One of the biggest stressors associated with filing a personal injury lawsuit is not having a firm grasp of the process.
By better understanding how cases proceed through the system, much of the stress and anxiety of being embroiled in a lawsuit can be reduced.
Read on to learn more about what happens after a deposition.
What Is a Deposition?
A deposition is a recorded interview conducted during the discovery phase of a personal injury trial.
During a deposition for a personal injury case, one or both sides prepare a list of questions to ask the witness.
An attorney will ask the witness questions while a court reporter takes down both the questions and the answers.
And while your attorney will be at your side throughout the deposition, it is still wise to prepare for the questions that may be asked.
What Comes After a Deposition?
What happens after deposition in a personal injury case depends on how the deposition went and each side’s willingness to settle.
Once the deposition is complete, each side gets a transcript of the interview to review.

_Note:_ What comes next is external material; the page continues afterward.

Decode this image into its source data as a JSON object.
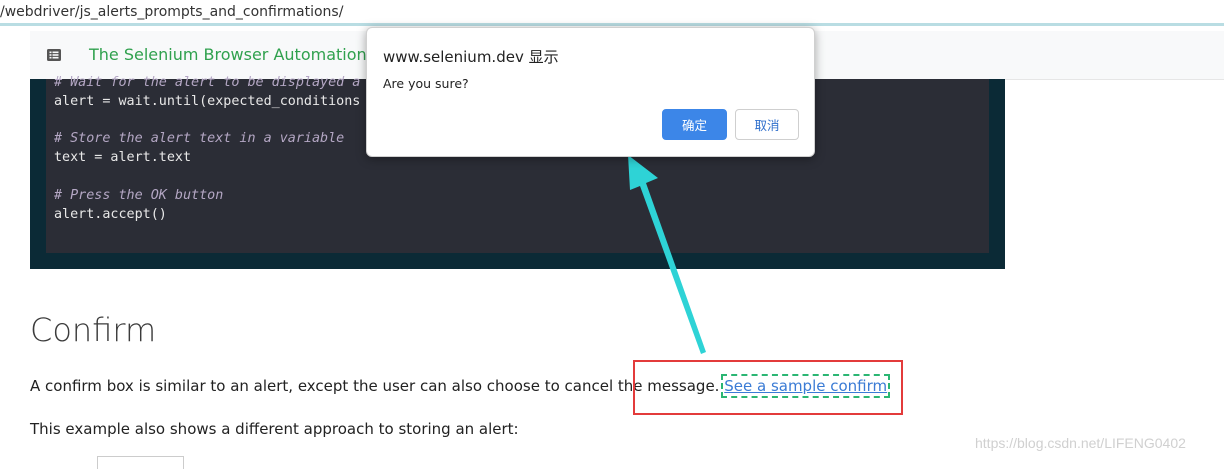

Depending on what the witness said, the information contained in a deposition will inform and guide subsequent settlement discussions.
For example, suppose an accident victim’s deposition is completely in line with the police report and clearly makes a case against the other driver.

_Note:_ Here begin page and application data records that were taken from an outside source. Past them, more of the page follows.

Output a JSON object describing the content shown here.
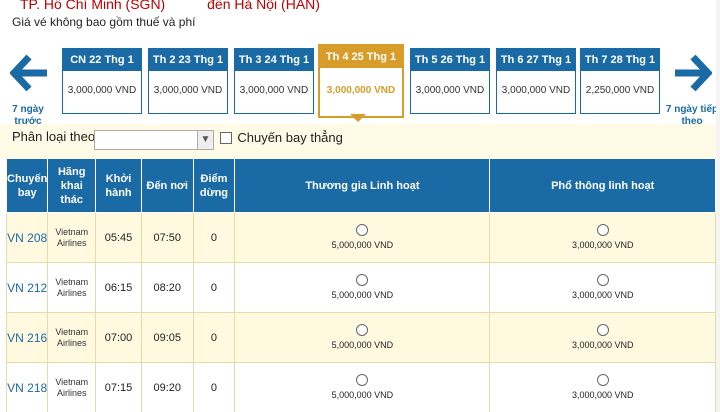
{
  "route": {
    "from": "TP. Hồ Chí Minh (SGN)",
    "to": "đến Hà Nội (HAN)"
  },
  "note": "Giá vé không bao gồm thuế và phí",
  "nav": {
    "prev_label": "7 ngày trước",
    "next_label": "7 ngày tiếp theo"
  },
  "days": [
    {
      "label": "CN 22 Thg 1",
      "price": "3,000,000 VND",
      "selected": false
    },
    {
      "label": "Th 2 23 Thg 1",
      "price": "3,000,000 VND",
      "selected": false
    },
    {
      "label": "Th 3 24 Thg 1",
      "price": "3,000,000 VND",
      "selected": false
    },
    {
      "label": "Th 4 25 Thg 1",
      "price": "3,000,000 VND",
      "selected": true
    },
    {
      "label": "Th 5 26 Thg 1",
      "price": "3,000,000 VND",
      "selected": false
    },
    {
      "label": "Th 6 27 Thg 1",
      "price": "3,000,000 VND",
      "selected": false
    },
    {
      "label": "Th 7 28 Thg 1",
      "price": "2,250,000 VND",
      "selected": false
    }
  ],
  "filter": {
    "label": "Phân loại theo",
    "selected": "",
    "direct_label": "Chuyến bay thẳng"
  },
  "columns": {
    "flight": "Chuyến bay",
    "airline": "Hãng khai thác",
    "depart": "Khởi hành",
    "arrive": "Đến nơi",
    "stops": "Điểm dừng",
    "business": "Thương gia Linh hoạt",
    "economy": "Phổ thông linh hoạt"
  },
  "flights": [
    {
      "no": "VN 208",
      "airline": "Vietnam Airlines",
      "depart": "05:45",
      "arrive": "07:50",
      "stops": "0",
      "business": "5,000,000 VND",
      "economy": "3,000,000 VND"
    },
    {
      "no": "VN 212",
      "airline": "Vietnam Airlines",
      "depart": "06:15",
      "arrive": "08:20",
      "stops": "0",
      "business": "5,000,000 VND",
      "economy": "3,000,000 VND"
    },
    {
      "no": "VN 216",
      "airline": "Vietnam Airlines",
      "depart": "07:00",
      "arrive": "09:05",
      "stops": "0",
      "business": "5,000,000 VND",
      "economy": "3,000,000 VND"
    },
    {
      "no": "VN 218",
      "airline": "Vietnam Airlines",
      "depart": "07:15",
      "arrive": "09:20",
      "stops": "0",
      "business": "5,000,000 VND",
      "economy": "3,000,000 VND"
    }
  ],
  "colors": {
    "header_blue": "#1a6aa5",
    "selected_gold": "#d89c2a",
    "route_red": "#c00000",
    "row_cream": "#fff9e0"
  }
}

In that case, an insurance company may consider offering a pretrial settlement to avoid trial.
However, if an accident victim’s testimony is inconsistent or appears exaggerated, the insurance company may decide to take its chances at trial and forego attempting to settle the case.

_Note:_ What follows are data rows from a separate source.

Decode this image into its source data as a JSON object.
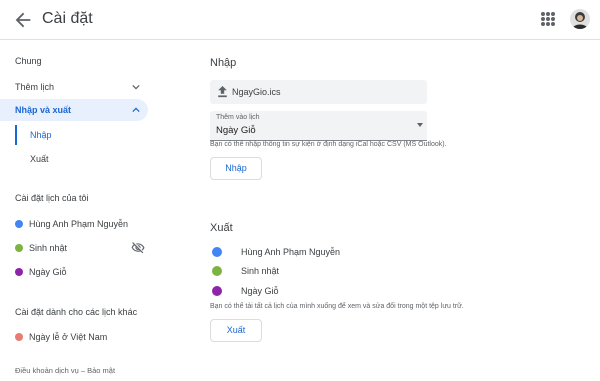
{
  "header": {
    "title": "Cài đặt",
    "back_icon": "arrow-back-icon",
    "apps_icon": "apps-grid-icon",
    "avatar": "user-avatar"
  },
  "sidebar": {
    "items": [
      {
        "label": "Chung"
      },
      {
        "label": "Thêm lịch"
      },
      {
        "label": "Nhập và xuất"
      }
    ],
    "sub_items": [
      {
        "label": "Nhập"
      },
      {
        "label": "Xuất"
      }
    ],
    "my_calendars": {
      "heading": "Cài đặt lịch của tôi",
      "items": [
        {
          "label": "Hùng Anh Phạm Nguyễn",
          "color": "#4285f4"
        },
        {
          "label": "Sinh nhật",
          "color": "#7cb342"
        },
        {
          "label": "Ngày Giỗ",
          "color": "#8e24aa"
        }
      ]
    },
    "other_calendars": {
      "heading": "Cài đặt dành cho các lịch khác",
      "items": [
        {
          "label": "Ngày lễ ở Việt Nam",
          "color": "#e67c73"
        }
      ]
    },
    "footer": "Điều khoản dịch vụ – Bảo mật"
  },
  "import": {
    "heading": "Nhập",
    "file_name": "NgayGio.ics",
    "select_label": "Thêm vào lịch",
    "select_value": "Ngày Giỗ",
    "help": "Bạn có thể nhập thông tin sự kiện ở định dạng iCal hoặc CSV (MS Outlook).",
    "button": "Nhập"
  },
  "export": {
    "heading": "Xuất",
    "items": [
      {
        "label": "Hùng Anh Phạm Nguyễn",
        "color": "#4285f4"
      },
      {
        "label": "Sinh nhật",
        "color": "#7cb342"
      },
      {
        "label": "Ngày Giỗ",
        "color": "#8e24aa"
      }
    ],
    "help": "Bạn có thể tải tất cả lịch của mình xuống để xem và sửa đổi trong một tệp lưu trữ.",
    "button": "Xuất"
  },
  "colors": {
    "accent": "#1967d2",
    "active_bg": "#e8f0fe"
  }
}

If a case does not settle, the next stage of the process is summary judgment.
Summary judgment refers to a pretrial motion filed by either party, asking the court to enter judgment in their favor because the facts are clear, and the law favors the moving party.
Many personal injury cases resolve at the summary judgment stage and those that do not often settle shortly afterward.
If a case does not end in a motion for summary judgment or settlement, it will then go to trial.
The deposition transcripts can be used to impeach witnesses at trial.
For example, if a witness answers a question one way at the deposition and then provides a different answer at trial, the opposing lawyer can bring up this inconsistency.
Minor inconsistencies are expected, as jurors generally understand that no one’s memory is perfect.
But inconsistent testimony regarding a material issue of the case may lead the jury to conclude that the witness is either mistaken or lying.
Either way, it lessens the witness’s credibility and taints their testimony if they contradict themselves regarding a material issue.
The information provided on this page speaks in general terms.
Of course, there are often exceptions that apply in certain situations. For a complete list of all exceptions, please consult the Consolidated Laws of New York.
Attorney Naima is also happy to answer any questions you have about your injuries or ability to pursue a claim against the responsible party.
Did You Suffer Injuries in a New York Accident?
If you or a loved one was recently involved in an accident and are considering a personal injury lawsuit, reach out to the Law Offices of Theodore A. Naima.
Attorney Naima is a respected New York personal injury attorney with more than 25 years of hands-on experience handling a wide range of cases, including car accidents, motorcycle wrecks, truck collisions, slips and falls, and more.
He provides a unique form of client-centered representation designed to secure the best possible outcome for his clients.